Leaders of India, the United States, Japan, and Australia gathered on Friday for their first in-person summit as partners of the Quad alliance, promising to use their shared values as democracies to work on COVID-19 vaccines, infrastructure and technological cooperation.
The meeting is likely to be watched closely in Beijing, which criticised the group as “doomed to fail”. The four leaders each offered brief comments ahead of their meeting, which was likely to last about two hours.
“I am honoured to welcome the first in-person meeting of democratic partners, who share common values, coming together to take on key challenges of Covid, climate and emerging tech,” said US President Joe Biden, describing the grouping as a collective of nations that “know how get things done and are up to the challenge”.
The US President said the Quad is cooperating on a host of issues to work on its commitment to build a free and open Indo-Pacific, and said a new Quad fellowship for students pursuing advanced STEM courses will now be rolled out.
Prime Minister Narendra Modi spoke next. “Our four countries first came together in 2004 to extend support in the aftermath of the Indian Ocean tsunami.
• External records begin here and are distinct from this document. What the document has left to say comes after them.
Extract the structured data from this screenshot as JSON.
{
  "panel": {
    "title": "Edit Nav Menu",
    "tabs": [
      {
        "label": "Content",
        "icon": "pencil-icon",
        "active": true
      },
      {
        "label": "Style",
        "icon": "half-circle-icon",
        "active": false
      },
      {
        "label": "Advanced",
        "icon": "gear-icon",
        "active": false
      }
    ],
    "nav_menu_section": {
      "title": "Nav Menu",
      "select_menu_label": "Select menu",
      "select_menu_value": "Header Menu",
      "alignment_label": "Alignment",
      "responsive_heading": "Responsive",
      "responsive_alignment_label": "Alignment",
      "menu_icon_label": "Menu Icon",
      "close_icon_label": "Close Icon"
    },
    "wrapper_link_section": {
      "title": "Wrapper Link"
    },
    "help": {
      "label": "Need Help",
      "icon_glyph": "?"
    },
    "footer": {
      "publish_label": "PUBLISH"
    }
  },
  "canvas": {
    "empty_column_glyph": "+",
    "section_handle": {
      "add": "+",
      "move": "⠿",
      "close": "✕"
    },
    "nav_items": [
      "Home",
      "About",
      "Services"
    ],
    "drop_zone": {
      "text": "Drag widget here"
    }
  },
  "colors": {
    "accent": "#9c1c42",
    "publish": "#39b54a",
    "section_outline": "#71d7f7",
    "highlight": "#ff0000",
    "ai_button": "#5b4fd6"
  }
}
Today, as the world grapples with Covid-19, we are meeting once again and working in the interest of humanity,” he said, while adding that the Quad vaccine initiative will greatly help countries in the Indo-Pacific.
Modi said he looked forward to the Quad partners working together on issues spanning supply chains, global security, climate action and Covid-19 response.
The Quad vaccine initiative, announced in March, involves manufacturing of a billion doses with the partners chipping in with funding and logistics.
Australian PM Scott Morrison said the Quad grouping was about “demonstrating how democracies such as ours get things done”. “We are liberal democracies, which believe in a world order of freedom,” he said.
His Japanese counterpart said the alliance demonstrates the strong solidarity between the four nations and their unwavering commitment to a free and open Indo-Pacific.
The group is expected to announce several agreements aimed directly at China, including one to bolster supply chain security for semiconductors and to combat illegal fishing and boost maritime domain awareness, a senior US official said, according to Reuters. It will also roll out a 5G partnership and plans for monitoring climate change.
The meeting comes just over a week after the United States, Britain and Australia announced an AUKUS security pact under which Australia will be provided with nuclear-powered submarines, a move that has been roundly denounced by Beijing.